=== Supplied data ===

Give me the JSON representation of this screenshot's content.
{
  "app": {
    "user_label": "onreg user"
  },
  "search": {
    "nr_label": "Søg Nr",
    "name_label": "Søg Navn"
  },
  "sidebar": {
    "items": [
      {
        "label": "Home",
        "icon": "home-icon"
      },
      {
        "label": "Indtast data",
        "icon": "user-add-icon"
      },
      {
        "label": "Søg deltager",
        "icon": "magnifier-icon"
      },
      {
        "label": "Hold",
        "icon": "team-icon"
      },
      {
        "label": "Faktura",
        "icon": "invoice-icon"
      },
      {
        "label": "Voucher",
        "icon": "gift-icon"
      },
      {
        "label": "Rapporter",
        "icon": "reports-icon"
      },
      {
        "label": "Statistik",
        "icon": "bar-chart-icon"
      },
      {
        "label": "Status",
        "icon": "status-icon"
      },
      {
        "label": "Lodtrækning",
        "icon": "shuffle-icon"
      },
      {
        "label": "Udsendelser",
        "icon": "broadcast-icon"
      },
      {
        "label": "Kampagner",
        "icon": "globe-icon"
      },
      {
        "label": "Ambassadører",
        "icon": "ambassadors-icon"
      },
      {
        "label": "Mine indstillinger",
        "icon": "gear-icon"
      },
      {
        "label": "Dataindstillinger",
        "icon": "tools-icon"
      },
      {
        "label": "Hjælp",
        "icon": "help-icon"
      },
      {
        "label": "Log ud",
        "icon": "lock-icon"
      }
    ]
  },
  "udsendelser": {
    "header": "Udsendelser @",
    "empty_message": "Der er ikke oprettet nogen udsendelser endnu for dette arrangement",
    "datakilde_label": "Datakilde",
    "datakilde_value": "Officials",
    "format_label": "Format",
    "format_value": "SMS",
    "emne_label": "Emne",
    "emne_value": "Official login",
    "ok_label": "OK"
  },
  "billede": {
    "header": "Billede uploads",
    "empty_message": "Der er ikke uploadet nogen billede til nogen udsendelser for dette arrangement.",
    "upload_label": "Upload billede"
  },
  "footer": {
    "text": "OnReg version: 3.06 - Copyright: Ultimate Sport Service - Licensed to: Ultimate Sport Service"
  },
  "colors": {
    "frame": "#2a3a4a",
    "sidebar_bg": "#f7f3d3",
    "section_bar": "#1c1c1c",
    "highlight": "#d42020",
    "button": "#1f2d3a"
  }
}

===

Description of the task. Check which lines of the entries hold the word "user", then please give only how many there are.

Result. 2